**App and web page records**
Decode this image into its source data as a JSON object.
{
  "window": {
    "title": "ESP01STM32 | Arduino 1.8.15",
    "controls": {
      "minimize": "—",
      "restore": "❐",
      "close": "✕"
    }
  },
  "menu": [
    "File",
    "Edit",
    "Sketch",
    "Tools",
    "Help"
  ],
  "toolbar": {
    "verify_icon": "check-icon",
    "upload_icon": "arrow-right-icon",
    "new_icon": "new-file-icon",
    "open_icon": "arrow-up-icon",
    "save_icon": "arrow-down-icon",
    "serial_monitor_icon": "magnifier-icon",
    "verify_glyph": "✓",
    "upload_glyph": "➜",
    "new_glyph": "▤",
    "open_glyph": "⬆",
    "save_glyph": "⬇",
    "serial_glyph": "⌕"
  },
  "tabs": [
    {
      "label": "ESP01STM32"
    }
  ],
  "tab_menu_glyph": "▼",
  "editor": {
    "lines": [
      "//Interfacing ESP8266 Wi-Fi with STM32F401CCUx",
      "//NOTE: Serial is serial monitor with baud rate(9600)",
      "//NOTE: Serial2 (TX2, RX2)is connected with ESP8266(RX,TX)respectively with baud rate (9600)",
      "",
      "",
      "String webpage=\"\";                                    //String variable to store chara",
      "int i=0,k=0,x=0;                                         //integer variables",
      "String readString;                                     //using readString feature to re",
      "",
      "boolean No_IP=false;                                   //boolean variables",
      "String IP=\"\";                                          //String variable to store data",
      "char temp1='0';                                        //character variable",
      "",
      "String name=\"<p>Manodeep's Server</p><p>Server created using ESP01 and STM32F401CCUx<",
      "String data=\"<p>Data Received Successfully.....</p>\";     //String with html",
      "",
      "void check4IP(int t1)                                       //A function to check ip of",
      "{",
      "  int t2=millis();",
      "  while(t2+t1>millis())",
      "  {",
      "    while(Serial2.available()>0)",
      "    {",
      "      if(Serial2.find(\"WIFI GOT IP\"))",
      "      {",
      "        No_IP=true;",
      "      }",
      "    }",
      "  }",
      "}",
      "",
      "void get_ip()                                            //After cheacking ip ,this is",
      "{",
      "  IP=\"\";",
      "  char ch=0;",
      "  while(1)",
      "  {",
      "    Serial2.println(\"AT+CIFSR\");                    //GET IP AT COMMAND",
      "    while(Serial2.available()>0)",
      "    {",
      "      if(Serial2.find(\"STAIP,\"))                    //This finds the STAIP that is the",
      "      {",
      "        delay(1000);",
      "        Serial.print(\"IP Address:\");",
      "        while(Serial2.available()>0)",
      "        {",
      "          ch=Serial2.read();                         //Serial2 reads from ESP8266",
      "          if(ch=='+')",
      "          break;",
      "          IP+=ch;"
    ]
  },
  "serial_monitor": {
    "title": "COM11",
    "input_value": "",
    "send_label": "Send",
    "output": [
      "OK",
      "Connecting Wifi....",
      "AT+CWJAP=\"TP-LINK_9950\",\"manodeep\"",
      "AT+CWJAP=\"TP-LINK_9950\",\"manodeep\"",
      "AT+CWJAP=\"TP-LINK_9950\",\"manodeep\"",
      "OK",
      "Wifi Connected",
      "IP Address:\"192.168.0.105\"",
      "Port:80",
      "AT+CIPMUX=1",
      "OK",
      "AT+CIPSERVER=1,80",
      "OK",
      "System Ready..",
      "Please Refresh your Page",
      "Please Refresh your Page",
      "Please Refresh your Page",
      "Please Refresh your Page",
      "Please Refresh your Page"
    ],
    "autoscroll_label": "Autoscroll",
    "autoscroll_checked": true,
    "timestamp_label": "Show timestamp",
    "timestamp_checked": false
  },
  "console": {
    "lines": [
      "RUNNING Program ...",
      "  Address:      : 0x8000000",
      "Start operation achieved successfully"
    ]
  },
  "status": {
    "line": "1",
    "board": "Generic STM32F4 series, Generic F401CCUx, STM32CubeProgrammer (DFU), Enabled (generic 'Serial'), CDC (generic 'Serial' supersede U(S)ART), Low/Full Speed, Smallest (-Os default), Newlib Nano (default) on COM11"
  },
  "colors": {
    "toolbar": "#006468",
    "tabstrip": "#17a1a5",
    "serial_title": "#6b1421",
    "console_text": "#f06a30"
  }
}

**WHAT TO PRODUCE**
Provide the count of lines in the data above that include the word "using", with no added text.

**RESPONSE TO THE EXERCISE**
2